(Stored dataset items)

<<<<

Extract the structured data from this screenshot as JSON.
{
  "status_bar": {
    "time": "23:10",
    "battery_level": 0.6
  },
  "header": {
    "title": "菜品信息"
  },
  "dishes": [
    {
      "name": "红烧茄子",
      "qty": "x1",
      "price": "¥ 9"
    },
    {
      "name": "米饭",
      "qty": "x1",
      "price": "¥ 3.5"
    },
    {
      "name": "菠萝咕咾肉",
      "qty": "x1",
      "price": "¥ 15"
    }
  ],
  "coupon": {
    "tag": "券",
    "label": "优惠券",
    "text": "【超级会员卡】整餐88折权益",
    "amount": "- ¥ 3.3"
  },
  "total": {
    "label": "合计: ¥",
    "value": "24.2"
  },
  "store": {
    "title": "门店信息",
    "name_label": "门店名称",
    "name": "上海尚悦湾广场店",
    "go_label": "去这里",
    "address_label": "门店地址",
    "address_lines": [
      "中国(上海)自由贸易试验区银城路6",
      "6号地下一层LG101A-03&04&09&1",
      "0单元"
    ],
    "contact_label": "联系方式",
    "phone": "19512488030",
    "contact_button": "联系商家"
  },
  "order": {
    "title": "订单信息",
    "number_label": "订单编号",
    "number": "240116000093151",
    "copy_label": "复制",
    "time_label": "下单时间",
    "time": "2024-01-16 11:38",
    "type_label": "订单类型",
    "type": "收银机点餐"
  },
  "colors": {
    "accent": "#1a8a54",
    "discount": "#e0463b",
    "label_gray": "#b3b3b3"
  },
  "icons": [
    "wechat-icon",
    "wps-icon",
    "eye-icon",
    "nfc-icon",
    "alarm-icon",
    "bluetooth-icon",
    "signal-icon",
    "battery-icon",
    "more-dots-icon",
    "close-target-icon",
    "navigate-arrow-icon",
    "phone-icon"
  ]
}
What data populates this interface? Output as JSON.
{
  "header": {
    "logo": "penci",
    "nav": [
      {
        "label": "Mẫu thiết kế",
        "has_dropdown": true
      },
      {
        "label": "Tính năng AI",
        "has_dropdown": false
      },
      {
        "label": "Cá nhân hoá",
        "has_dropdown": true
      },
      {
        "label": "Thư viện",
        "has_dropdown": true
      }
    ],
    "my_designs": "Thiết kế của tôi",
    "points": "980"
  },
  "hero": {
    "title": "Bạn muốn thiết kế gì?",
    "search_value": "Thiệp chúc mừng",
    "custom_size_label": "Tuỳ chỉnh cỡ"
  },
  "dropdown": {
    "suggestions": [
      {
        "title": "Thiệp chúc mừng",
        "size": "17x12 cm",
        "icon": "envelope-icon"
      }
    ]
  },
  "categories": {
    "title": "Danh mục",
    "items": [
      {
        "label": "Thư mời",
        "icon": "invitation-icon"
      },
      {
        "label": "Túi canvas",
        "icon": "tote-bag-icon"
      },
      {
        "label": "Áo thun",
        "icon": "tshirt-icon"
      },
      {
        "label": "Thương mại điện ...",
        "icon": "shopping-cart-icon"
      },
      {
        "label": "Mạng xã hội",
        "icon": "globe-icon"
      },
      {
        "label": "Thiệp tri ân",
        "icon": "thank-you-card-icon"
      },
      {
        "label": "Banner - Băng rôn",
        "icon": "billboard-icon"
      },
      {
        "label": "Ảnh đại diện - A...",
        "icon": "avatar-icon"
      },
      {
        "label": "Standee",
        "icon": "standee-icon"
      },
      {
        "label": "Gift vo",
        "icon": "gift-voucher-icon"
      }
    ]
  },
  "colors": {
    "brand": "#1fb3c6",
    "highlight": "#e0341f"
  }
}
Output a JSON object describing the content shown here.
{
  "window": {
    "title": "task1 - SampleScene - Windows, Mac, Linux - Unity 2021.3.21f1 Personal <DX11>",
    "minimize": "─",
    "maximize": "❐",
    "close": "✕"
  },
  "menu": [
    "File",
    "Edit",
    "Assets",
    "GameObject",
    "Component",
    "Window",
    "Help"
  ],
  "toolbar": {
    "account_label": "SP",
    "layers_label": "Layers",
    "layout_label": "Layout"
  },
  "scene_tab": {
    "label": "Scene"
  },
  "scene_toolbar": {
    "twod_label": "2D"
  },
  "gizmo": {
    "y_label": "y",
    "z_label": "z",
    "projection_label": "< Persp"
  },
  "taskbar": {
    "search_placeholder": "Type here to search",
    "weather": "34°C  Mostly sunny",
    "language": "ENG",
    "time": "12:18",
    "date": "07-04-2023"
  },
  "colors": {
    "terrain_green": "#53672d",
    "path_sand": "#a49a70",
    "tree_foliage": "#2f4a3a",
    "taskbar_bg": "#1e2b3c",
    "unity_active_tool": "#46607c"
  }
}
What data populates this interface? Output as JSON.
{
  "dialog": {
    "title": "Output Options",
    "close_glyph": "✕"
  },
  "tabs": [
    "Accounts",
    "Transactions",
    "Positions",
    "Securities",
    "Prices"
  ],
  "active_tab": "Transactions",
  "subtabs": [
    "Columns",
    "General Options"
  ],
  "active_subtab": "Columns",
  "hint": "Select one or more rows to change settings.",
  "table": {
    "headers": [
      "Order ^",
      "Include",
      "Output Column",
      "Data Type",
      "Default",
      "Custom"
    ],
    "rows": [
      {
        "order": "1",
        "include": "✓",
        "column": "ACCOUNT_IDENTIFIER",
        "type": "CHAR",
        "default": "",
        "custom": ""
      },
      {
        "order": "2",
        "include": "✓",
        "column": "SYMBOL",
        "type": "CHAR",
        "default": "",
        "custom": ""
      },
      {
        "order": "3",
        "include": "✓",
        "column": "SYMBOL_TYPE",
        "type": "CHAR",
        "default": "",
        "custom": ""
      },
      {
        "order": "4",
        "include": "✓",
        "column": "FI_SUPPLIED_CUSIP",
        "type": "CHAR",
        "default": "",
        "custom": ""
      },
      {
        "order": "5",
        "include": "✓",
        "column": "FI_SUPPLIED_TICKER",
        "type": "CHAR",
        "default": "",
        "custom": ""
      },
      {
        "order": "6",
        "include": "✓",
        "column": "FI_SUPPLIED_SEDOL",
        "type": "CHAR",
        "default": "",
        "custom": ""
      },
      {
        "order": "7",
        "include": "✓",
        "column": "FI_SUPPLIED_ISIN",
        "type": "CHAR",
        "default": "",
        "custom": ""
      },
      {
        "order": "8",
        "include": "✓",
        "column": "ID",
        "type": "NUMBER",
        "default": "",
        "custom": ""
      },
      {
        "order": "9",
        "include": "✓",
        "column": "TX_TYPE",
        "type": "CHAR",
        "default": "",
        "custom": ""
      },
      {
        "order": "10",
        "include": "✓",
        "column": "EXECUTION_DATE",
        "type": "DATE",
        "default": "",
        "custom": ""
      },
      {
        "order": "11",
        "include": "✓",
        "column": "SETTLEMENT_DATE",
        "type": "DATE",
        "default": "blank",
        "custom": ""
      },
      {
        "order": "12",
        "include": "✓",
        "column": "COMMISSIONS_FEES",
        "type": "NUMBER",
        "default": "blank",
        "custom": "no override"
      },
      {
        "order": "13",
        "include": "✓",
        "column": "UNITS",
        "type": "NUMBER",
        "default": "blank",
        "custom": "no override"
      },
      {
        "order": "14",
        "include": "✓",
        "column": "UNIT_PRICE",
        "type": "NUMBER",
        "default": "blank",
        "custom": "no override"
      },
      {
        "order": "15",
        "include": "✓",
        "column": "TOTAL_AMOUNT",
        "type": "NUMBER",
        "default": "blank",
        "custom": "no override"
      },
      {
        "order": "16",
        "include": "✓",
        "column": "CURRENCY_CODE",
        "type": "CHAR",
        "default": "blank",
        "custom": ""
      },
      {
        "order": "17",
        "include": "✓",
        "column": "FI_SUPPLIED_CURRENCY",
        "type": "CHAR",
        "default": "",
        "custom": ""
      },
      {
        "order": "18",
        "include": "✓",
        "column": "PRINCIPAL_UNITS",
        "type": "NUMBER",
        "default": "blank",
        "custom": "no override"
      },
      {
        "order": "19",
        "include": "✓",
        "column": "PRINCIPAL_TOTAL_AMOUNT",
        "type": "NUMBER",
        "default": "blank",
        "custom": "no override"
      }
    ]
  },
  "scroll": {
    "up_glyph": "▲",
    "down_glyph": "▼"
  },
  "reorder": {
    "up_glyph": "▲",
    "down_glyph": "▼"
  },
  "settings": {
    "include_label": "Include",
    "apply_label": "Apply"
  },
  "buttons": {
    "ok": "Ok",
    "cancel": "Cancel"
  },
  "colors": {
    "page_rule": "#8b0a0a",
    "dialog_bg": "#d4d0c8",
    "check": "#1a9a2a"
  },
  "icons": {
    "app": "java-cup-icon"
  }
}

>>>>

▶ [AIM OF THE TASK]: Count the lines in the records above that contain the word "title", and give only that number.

▶ [REPLY TO THE TASK]: 8